Designing the New City Hall
In 1923 voters approved a bond issue and the full-block site bounded by West Colfax and West Fourteenth Avenues between Bannock and Cherokee Streets. The design came from a coalition of thirty-nine leading local architects formed in 1924 as the Allied Architects Association, led by Robert K. Fuller along with George Gray and Roland L. Linder. Construction began in 1929; a welcome effort during the early years of the Great Depression, it employed almost 400 men.
Completed in 1932, the City and County Building’s had a neoclassical style that reflected Denver’s aspirations to be the Rome of the Rockies or the Athens of the West. The stone edifice has a symmetrical H plan that measures 435 feet wide and 275 feet deep but only 90 feet high, to avoid blocking Denver’s cherished mountain view. The massive pedimented entry portico has six fifty-foot Corinthian columns; at its base is the entablature “Erected by the People City and County of Denver.”
The City and County Building’s most striking feature is the two four-story wings, fronted by Ionic columns, arching forward from the central structure—as cynics complained, like arms reaching out to taxpayers.
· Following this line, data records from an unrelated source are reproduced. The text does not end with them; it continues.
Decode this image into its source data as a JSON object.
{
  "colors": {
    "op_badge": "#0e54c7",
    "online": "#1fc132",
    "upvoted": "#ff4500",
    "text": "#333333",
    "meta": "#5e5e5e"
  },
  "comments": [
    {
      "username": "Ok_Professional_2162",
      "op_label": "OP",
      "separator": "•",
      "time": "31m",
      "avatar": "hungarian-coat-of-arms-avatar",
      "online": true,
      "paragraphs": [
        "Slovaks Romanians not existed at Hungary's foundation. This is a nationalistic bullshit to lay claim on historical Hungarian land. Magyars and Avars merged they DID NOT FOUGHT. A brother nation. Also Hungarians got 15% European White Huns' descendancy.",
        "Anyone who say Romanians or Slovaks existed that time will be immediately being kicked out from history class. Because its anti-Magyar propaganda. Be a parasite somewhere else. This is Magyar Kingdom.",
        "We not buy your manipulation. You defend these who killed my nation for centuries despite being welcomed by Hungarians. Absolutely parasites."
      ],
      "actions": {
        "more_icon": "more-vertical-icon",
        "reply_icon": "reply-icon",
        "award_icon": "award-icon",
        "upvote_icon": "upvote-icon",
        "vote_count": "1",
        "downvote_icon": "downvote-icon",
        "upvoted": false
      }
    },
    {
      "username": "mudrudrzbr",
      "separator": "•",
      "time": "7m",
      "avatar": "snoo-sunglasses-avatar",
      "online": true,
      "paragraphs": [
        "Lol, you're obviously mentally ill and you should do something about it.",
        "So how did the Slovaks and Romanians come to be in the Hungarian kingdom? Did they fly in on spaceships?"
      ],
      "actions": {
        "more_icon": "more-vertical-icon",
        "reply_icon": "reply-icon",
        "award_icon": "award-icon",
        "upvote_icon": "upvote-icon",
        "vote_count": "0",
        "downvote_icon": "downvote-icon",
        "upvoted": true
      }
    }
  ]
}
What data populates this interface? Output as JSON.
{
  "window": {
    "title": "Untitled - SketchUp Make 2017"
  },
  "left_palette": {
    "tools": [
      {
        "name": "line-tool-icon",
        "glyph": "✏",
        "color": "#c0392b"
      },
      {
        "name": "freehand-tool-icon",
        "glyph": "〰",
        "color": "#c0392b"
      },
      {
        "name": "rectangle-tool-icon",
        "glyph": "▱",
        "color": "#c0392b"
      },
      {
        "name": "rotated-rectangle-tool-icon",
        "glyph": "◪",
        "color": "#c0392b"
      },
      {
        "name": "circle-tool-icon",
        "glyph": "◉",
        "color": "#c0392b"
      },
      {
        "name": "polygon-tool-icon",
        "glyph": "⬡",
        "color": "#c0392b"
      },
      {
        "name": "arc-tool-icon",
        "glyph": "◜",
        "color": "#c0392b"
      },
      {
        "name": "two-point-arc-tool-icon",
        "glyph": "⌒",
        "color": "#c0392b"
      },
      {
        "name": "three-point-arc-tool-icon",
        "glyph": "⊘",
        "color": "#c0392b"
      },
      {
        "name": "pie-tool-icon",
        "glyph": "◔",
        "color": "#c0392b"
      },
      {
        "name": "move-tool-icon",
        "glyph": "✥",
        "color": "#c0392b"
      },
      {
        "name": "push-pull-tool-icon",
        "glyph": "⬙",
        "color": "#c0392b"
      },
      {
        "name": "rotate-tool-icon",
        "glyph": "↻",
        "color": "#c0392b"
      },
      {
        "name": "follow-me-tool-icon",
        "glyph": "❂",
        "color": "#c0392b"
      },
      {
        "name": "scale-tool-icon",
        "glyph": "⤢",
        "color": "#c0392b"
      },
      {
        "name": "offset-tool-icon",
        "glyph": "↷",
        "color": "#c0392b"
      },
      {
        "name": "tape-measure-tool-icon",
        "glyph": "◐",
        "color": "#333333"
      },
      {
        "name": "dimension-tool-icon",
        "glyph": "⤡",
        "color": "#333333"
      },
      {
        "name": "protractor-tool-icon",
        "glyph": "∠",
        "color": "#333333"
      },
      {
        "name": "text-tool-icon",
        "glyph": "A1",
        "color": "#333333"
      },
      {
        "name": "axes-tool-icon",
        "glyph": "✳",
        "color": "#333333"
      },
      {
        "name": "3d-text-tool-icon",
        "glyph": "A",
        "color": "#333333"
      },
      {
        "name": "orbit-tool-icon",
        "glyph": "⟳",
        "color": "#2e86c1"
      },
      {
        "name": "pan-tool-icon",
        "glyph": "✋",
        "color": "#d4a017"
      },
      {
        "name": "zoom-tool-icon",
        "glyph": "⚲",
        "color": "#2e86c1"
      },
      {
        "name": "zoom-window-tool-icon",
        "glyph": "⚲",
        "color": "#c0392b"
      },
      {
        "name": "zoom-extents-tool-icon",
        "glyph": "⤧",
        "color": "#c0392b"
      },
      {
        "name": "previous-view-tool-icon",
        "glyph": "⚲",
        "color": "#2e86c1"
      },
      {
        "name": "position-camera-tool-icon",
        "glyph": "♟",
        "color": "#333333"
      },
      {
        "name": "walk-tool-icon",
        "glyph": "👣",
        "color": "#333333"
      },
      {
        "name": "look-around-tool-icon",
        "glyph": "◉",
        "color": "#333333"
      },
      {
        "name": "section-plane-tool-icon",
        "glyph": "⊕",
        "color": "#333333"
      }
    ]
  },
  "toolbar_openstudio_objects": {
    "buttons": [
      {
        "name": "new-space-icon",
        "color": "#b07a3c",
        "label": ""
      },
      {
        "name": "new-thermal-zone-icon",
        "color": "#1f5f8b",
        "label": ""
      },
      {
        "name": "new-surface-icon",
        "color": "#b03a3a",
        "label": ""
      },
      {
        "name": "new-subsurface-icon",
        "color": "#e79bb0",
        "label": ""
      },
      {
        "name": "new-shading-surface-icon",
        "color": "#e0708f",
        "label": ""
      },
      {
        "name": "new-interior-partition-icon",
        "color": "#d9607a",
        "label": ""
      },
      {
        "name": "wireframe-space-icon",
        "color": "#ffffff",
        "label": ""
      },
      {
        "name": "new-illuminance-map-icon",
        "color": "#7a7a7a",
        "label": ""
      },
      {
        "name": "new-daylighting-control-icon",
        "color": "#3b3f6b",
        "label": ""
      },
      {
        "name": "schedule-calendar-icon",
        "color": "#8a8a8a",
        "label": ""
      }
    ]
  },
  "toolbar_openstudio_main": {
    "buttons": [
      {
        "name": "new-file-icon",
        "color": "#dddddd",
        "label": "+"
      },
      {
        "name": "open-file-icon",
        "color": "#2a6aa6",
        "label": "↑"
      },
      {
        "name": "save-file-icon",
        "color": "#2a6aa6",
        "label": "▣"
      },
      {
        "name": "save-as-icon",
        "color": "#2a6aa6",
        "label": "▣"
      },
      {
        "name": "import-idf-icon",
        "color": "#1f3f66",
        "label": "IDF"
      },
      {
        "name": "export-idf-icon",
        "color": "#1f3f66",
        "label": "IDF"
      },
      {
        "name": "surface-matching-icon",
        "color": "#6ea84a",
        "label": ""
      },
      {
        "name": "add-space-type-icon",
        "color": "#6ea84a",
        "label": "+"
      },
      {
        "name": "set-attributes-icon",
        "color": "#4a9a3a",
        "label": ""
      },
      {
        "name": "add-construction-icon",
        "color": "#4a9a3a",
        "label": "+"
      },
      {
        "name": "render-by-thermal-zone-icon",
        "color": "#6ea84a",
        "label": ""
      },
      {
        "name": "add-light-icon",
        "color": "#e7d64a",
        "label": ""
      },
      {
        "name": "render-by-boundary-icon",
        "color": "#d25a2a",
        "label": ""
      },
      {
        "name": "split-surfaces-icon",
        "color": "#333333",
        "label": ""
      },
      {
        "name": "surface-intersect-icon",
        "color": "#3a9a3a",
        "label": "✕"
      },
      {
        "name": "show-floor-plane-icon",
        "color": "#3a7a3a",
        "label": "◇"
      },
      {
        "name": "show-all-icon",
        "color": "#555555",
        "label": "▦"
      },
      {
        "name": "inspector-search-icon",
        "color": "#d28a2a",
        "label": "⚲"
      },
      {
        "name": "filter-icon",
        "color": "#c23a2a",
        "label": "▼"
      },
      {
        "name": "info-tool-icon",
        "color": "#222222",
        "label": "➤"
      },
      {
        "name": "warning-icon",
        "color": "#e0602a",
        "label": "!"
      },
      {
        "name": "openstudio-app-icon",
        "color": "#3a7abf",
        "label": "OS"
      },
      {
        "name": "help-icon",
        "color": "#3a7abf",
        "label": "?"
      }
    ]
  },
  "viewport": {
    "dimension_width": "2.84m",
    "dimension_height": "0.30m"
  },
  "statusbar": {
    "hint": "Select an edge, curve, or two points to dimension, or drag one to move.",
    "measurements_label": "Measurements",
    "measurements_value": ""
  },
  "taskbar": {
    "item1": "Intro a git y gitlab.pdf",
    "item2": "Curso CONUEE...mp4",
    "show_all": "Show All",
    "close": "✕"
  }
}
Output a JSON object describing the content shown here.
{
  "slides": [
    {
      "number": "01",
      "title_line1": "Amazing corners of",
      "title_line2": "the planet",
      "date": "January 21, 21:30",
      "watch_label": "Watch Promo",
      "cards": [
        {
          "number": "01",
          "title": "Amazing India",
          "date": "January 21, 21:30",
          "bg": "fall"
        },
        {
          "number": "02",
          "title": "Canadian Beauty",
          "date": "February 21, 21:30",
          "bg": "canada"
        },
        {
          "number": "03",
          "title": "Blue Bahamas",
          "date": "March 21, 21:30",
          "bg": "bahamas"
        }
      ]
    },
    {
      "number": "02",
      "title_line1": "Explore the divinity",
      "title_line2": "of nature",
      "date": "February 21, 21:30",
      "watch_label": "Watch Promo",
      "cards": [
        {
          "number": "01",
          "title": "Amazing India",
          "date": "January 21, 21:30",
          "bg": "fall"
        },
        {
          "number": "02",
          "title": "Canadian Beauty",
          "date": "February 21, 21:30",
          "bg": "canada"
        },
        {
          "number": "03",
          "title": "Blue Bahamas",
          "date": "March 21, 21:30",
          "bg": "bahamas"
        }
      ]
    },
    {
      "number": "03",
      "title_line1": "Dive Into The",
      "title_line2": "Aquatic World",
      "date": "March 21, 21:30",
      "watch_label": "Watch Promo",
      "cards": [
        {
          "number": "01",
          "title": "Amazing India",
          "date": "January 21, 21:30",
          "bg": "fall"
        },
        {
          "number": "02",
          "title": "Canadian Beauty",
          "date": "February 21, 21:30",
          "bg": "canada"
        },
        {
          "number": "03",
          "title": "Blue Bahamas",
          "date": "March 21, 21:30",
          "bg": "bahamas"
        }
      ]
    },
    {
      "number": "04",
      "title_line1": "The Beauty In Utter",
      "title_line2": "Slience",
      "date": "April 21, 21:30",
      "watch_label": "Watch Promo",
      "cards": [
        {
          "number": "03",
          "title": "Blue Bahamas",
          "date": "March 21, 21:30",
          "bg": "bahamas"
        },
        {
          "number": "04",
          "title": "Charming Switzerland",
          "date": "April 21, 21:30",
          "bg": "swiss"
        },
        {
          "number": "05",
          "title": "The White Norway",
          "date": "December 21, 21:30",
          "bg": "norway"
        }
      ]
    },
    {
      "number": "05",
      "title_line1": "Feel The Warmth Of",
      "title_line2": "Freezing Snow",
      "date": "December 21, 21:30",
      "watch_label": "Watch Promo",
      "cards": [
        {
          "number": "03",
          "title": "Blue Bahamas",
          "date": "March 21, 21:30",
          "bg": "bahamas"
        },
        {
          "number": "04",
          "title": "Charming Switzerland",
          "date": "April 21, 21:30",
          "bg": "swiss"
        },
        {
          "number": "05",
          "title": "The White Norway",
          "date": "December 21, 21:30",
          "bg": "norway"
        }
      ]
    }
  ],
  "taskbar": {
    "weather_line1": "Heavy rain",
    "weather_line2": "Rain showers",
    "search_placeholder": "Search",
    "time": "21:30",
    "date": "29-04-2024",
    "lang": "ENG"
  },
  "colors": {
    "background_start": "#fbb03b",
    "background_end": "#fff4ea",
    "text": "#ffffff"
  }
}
The north wing leads toward the unattached 1910 Denver Public Library (now the McNichols Building) in Civic Center Park. It was to be matched on the south side by a twin extension, perhaps for an art museum, but that space remains grass to this day. Similarly, niches for statues of heroic Denverites on the exterior of the building were never filled.
Besides the wings with their Ionic columns, another dominant feature is a thin central tower whose clock and chimes were donated by Kate Speer in honor of her late husband, Mayor Robert Speer, who had pushed for the development of Civic Center during his tenure. The tower is crowned by an eagle with outspread wings, the position in which the bird defecates; according to folklore, this was the artist’s response to charges of corruption in the building below.
Travertine granite from Cotopaxi quarries and Stone Mountain granite from Georgia make up the exterior and some of the interior. These granites are among the many fine stones used in the interior, including Colorado Yule marble, pink Tennessee marble, Resea marble, Vermont gray marble, black and gold Italian marble, and Italian Botticino marble. Noted Denver artist John E. Thompson supervised interior décor and color schemes.
A large city council chambers reigns on the fourth floor, which also served as space for a never-realized city museum. The Denver Art Museum had some of its galleries there for decades before it opened its own dedicated building in 1971. One level down, the mayor’s office dominates the third floor. Various other offices and eleven county and district courts fill the rest of the building. Initially, the building also housed a jail as well as the police department and their shooting range until all of that moved to a new building at 1245 Champa Street in 1941.
The building’s notable artworks include Gladys Caldwell Fisher’s “American Indian Orpheus and the Animals,” an eleven-by-six-foot bas relief with panels of Colorado stone, and Allen Tupper True’s courtroom murals “Frontier Justice” and “Miner’s Court” (both 1950). Busts of Mayor Speer and of city planner Saco R. DeBoer distinguish either end of the main lobby. Another later installation was Denver artist Susan Cooper’s lobby collage of city landmarks.
Recent History and Recognition
During the mid-1970s, the building underwent a $20 million, bond-funded restoration, which also added air conditioning. Otherwise, this palace of the people has experienced very few alterations. As city government expanded, many minor offices and functions moved across West Colfax Avenue to the Wellington E. Webb Municipal Office Building in 2002.
In 1974 the City and County Building was included in the Civic Center National Historic District. In 2012 it was celebrated as an anchor of Civic Center’s designation as Denver’s first National Historic Landmark, the highest federal honor awarded.